30 March 2017. An innovative idea to extend the shelf life of cassava, the staple food of some of the world’s poorest communities, is to be funded by the Rockefeller Foundation. Six hundred applications from 32 countries were considered by 21 judges before just one entry, the NRI cassava bag, was selected for funding.
|Reps from the Rockefeller Fondation congratulate
Profs Bennet & Tomlin for the winning NRI Cassava bag
The foundation has announced an initial grant of up to $500,000 to a team led by the University of Greenwich’s Natural Resources Institute (NRI). The funding will support the testing and marketing of a storage bag for cassava roots – an innovation
that includes built-in curing technology to keep the foodstuff fresh.
The success of the invention, named the NRICassavabag, could benefit 500 million people in sub-Saharan Africa who rely on cassava for food security and nutrition. Currently, up to 40 per cent of the crop is wasted as it can deteriorate as soon as 24 hours after harvest. The new bag can extend the useful life of the crop for at least eight days.
“Fresh cassava rots all too quickly. Most damage to the roots occurs between the field and the factory. This meant that the solution to the problem lies with their storage. Now, the solution’s in the bag. Our technology could be a transformational step for African cassava production.” Professor Ben Bennett, NRI’s Deputy Director and co-leader of the research team.
“The Natural Resources Institute has, once again, won international recognition for its expert knowledge and research. Partnership is at the heart of this project, which is a great example of the university’s ambition to find solutions to the challenges that face our world – globally, nationally and locally. Many congratulations to all involved.” Professor David Maguire, Vice-Chancellor of the University of Greenwich.

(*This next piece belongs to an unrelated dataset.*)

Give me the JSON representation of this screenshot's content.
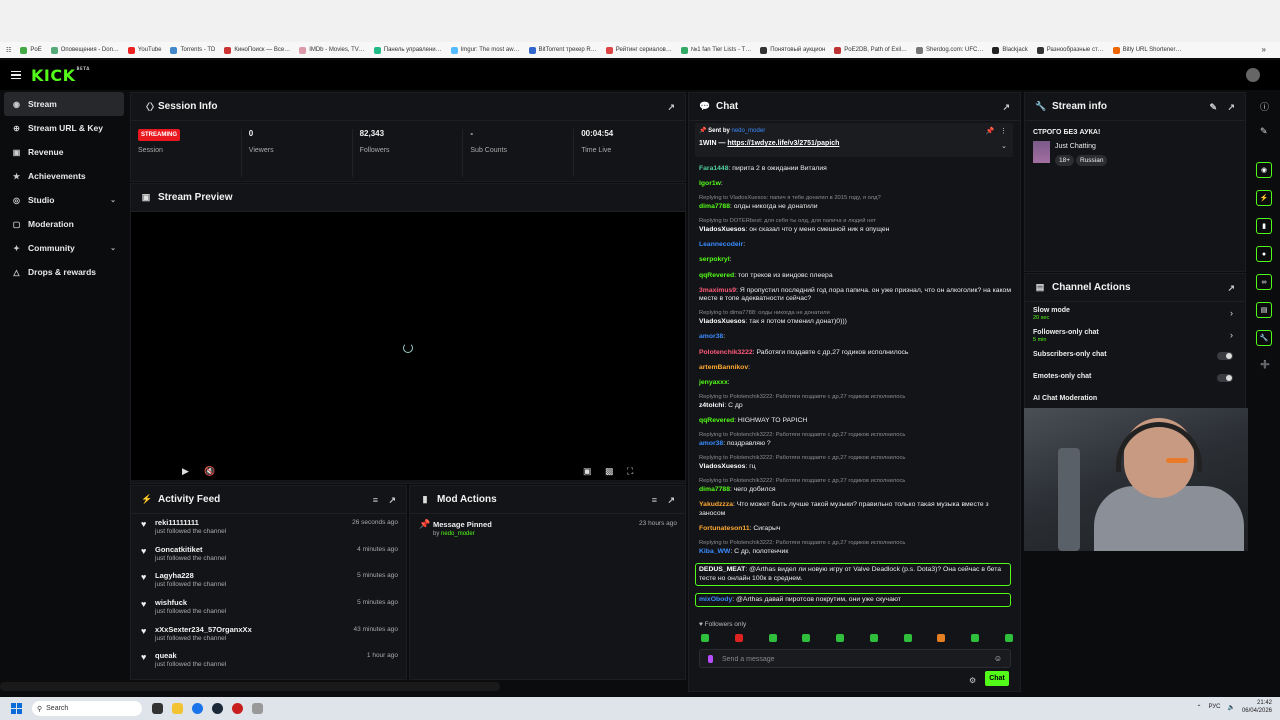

This post was originally published at PAEPARD by François Stepman. It has been republished here with permission.